§ What is being asked
Write out the records below word for word, please.

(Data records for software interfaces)
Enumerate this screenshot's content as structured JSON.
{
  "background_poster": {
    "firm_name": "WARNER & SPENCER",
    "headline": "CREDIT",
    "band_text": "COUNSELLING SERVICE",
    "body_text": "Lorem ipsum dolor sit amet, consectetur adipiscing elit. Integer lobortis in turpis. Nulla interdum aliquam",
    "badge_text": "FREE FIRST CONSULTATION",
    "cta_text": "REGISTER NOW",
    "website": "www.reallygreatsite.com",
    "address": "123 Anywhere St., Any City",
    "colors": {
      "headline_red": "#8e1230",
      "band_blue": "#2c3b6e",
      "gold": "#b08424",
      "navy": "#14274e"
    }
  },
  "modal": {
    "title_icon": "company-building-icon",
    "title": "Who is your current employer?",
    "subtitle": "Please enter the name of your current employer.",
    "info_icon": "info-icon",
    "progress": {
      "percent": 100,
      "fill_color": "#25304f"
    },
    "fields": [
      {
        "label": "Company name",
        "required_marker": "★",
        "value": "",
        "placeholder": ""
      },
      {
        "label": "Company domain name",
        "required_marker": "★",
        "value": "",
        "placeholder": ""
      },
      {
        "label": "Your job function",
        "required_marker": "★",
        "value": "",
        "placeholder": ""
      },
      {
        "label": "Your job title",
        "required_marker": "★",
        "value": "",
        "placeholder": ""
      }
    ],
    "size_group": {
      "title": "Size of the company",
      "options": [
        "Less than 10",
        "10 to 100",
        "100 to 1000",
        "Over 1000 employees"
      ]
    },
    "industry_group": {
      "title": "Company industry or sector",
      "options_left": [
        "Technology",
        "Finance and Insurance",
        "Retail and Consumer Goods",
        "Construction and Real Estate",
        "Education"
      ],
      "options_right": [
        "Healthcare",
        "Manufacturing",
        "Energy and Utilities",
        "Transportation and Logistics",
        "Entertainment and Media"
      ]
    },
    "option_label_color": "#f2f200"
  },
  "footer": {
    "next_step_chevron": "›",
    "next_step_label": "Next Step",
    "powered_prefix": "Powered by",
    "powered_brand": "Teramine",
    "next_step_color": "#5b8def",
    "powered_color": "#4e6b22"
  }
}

§ Response to this exercise
Enumerate this screenshot's content as structured JSON.
{
  "background_poster": {
    "firm_name": "WARNER & SPENCER",
    "headline": "CREDIT",
    "band_text": "COUNSELLING SERVICE",
    "body_text": "Lorem ipsum dolor sit amet, consectetur adipiscing elit. Integer lobortis in turpis. Nulla interdum aliquam",
    "badge_text": "FREE FIRST CONSULTATION",
    "cta_text": "REGISTER NOW",
    "website": "www.reallygreatsite.com",
    "address": "123 Anywhere St., Any City",
    "colors": {
      "headline_red": "#8e1230",
      "band_blue": "#2c3b6e",
      "gold": "#b08424",
      "navy": "#14274e"
    }
  },
  "modal": {
    "title_icon": "company-building-icon",
    "title": "Who is your current employer?",
    "subtitle": "Please enter the name of your current employer.",
    "info_icon": "info-icon",
    "progress": {
      "percent": 100,
      "fill_color": "#25304f"
    },
    "fields": [
      {
        "label": "Company name",
        "required_marker": "★",
        "value": "",
        "placeholder": ""
      },
      {
        "label": "Company domain name",
        "required_marker": "★",
        "value": "",
        "placeholder": ""
      },
      {
        "label": "Your job function",
        "required_marker": "★",
        "value": "",
        "placeholder": ""
      },
      {
        "label": "Your job title",
        "required_marker": "★",
        "value": "",
        "placeholder": ""
      }
    ],
    "size_group": {
      "title": "Size of the company",
      "options": [
        "Less than 10",
        "10 to 100",
        "100 to 1000",
        "Over 1000 employees"
      ]
    },
    "industry_group": {
      "title": "Company industry or sector",
      "options_left": [
        "Technology",
        "Finance and Insurance",
        "Retail and Consumer Goods",
        "Construction and Real Estate",
        "Education"
      ],
      "options_right": [
        "Healthcare",
        "Manufacturing",
        "Energy and Utilities",
        "Transportation and Logistics",
        "Entertainment and Media"
      ]
    },
    "option_label_color": "#f2f200"
  },
  "footer": {
    "next_step_chevron": "›",
    "next_step_label": "Next Step",
    "powered_prefix": "Powered by",
    "powered_brand": "Teramine",
    "next_step_color": "#5b8def",
    "powered_color": "#4e6b22"
  }
}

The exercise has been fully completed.